An 18-floor climb can be brutal, particularly if you are carrying food or other stuff. We did manage the stairs a few times, even slogging buckets of water up several flights since the lack of electricity meant our apartment had no water either.

The city ran its buses without charge. On a couple of occasions, we took a crowded bus up to 42nd Street and went to a branch of my gym there in order to take hot showers. Other people must have been doing that too: The gym ran out of bath soap, so I once washed off my body with shampoo.

Finally, as it began turning cold in late October, the lack of heat made us move out of the building altogether.
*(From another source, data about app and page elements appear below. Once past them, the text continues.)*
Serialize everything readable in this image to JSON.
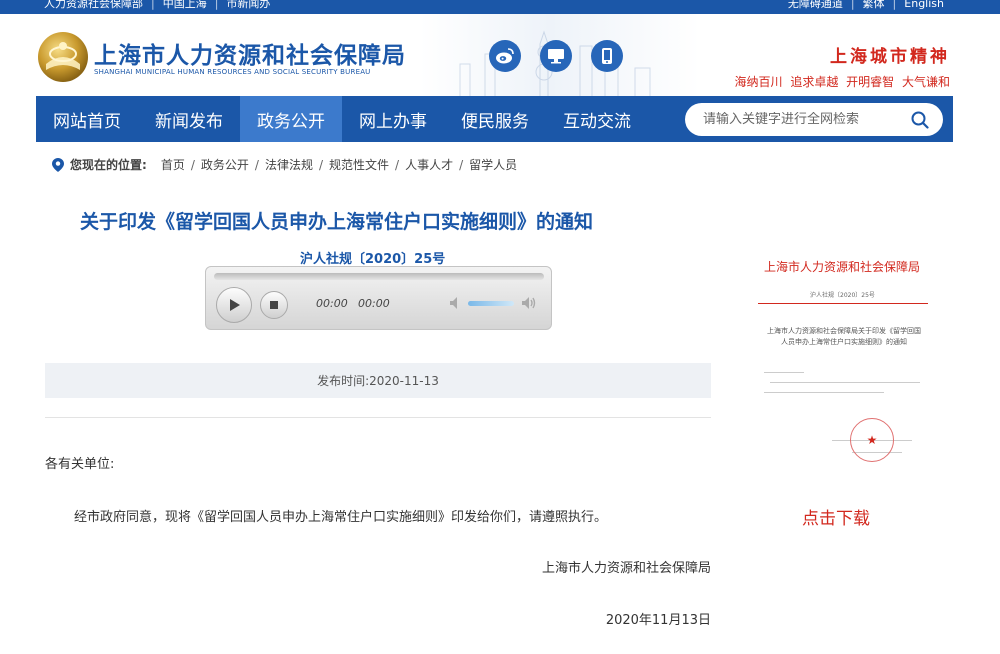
{
  "topbar": {
    "left_links": [
      "人力资源社会保障部",
      "中国上海",
      "市新闻办"
    ],
    "right_links": [
      "无障碍通道",
      "繁体",
      "English"
    ]
  },
  "header": {
    "title": "上海市人力资源和社会保障局",
    "subtitle": "SHANGHAI MUNICIPAL HUMAN RESOURCES AND SOCIAL SECURITY BUREAU",
    "social_icons": [
      "weibo-icon",
      "desktop-icon",
      "mobile-icon"
    ],
    "spirit_title": "上海城市精神",
    "spirit_text": "海纳百川 追求卓越 开明睿智 大气谦和"
  },
  "nav": {
    "items": [
      {
        "label": "网站首页"
      },
      {
        "label": "新闻发布"
      },
      {
        "label": "政务公开",
        "active": true
      },
      {
        "label": "网上办事"
      },
      {
        "label": "便民服务"
      },
      {
        "label": "互动交流"
      }
    ],
    "search_placeholder": "请输入关键字进行全网检索"
  },
  "breadcrumb": {
    "label": "您现在的位置:",
    "items": [
      "首页",
      "政务公开",
      "法律法规",
      "规范性文件",
      "人事人才",
      "留学人员"
    ]
  },
  "article": {
    "title": "关于印发《留学回国人员申办上海常住户口实施细则》的通知",
    "doc_number": "沪人社规〔2020〕25号",
    "player": {
      "current_time": "00:00",
      "duration": "00:00"
    },
    "publish_label": "发布时间:",
    "publish_date": "2020-11-13",
    "salutation": "各有关单位:",
    "paragraph": "经市政府同意，现将《留学回国人员申办上海常住户口实施细则》印发给你们，请遵照执行。",
    "signature": "上海市人力资源和社会保障局",
    "sign_date": "2020年11月13日"
  },
  "sidebar": {
    "preview_header": "上海市人力资源和社会保障局",
    "preview_docno": "沪人社规〔2020〕25号",
    "preview_caption": "上海市人力资源和社会保障局关于印发《留学回国人员申办上海常住户口实施细则》的通知",
    "download_label": "点击下载"
  },
  "colors": {
    "brand_blue": "#1b57a8",
    "nav_active": "#3c7acc",
    "accent_red": "#d2281e"
  }
}
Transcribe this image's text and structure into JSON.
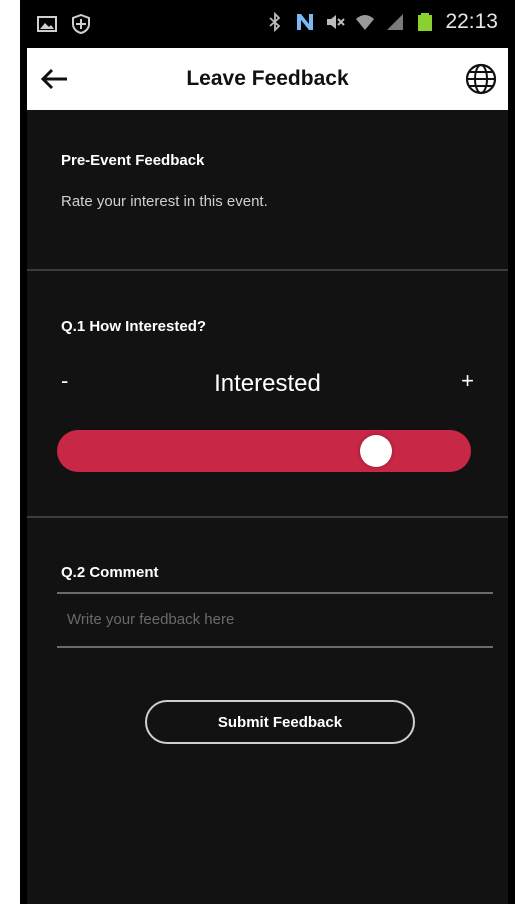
{
  "status_bar": {
    "time": "22:13",
    "left_icons": [
      "image-icon",
      "shield-icon"
    ],
    "right_icons": [
      "bluetooth-icon",
      "nfc-icon",
      "mute-icon",
      "wifi-icon",
      "signal-icon",
      "battery-icon"
    ]
  },
  "app_bar": {
    "title": "Leave Feedback",
    "back_icon": "back-arrow-icon",
    "globe_icon": "globe-icon"
  },
  "intro": {
    "title": "Pre-Event Feedback",
    "subtitle": "Rate your interest in this event."
  },
  "question1": {
    "label": "Q.1 How Interested?",
    "minus": "-",
    "plus": "+",
    "value": "Interested",
    "level_fraction": 0.8,
    "track_color": "#c82745"
  },
  "question2": {
    "label": "Q.2 Comment",
    "placeholder": "Write your feedback here"
  },
  "submit": {
    "label": "Submit Feedback"
  }
}
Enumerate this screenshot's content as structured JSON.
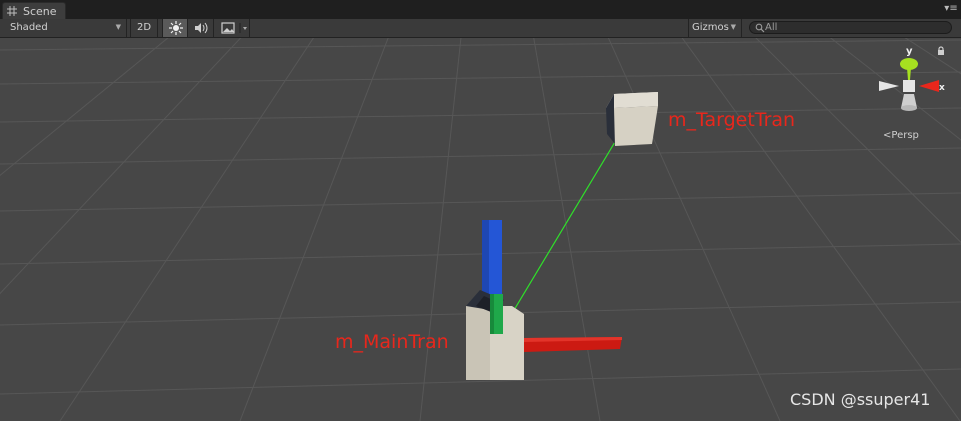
{
  "window": {
    "tab_label": "Scene",
    "tab_icon": "scene-grid-icon",
    "tab_menu_icon": "tab-menu-icon"
  },
  "toolbar": {
    "draw_mode": "Shaded",
    "toggle_2d": "2D",
    "lighting_icon": "sun-icon",
    "audio_icon": "speaker-icon",
    "effects_icon": "image-effects-icon",
    "gizmos_label": "Gizmos",
    "search_placeholder": "All",
    "search_value": ""
  },
  "viewport": {
    "labels": {
      "target": "m_TargetTran",
      "main": "m_MainTran"
    },
    "colors": {
      "label": "#e8271c",
      "line": "#2fe02a",
      "axis_x": "#cc1a12",
      "axis_y": "#1fa84a",
      "axis_z": "#2456d6",
      "cube": "#d8d3c6",
      "grid": "#575757",
      "background": "#474747"
    },
    "orientation_gizmo": {
      "y_label": "y",
      "x_label": "x",
      "projection": "Persp"
    },
    "watermark": "CSDN @ssuper41"
  }
}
Here and now, there are many unreal aspects to existence as well. I don’t think in pre-lockdown life that my days were quite so centered on making dinner. Today, I’ve already begun cutting up vegetables and chicken for tonight’s chicken soup. And I even have begun thawing ground beef as I contemplate making hamburgers for tomorrow night. Weather forecasts play a role: Tomorrow afternoon is supposed to be partly sunny, so a cookout should be possible. Thursday is supposed to bring more rain.

Shortly, I am going out to the small Damark store to get stuff that Peapod failed to deliver: lettuce, carrots, yeast, rice, and the ever-desired, increasingly expensive toilet paper. While there, I will attempt to get more chicken stock and walnuts.

So, for dinner: avgolemono soup and salad.

Entertainment: the last episodes of Safe.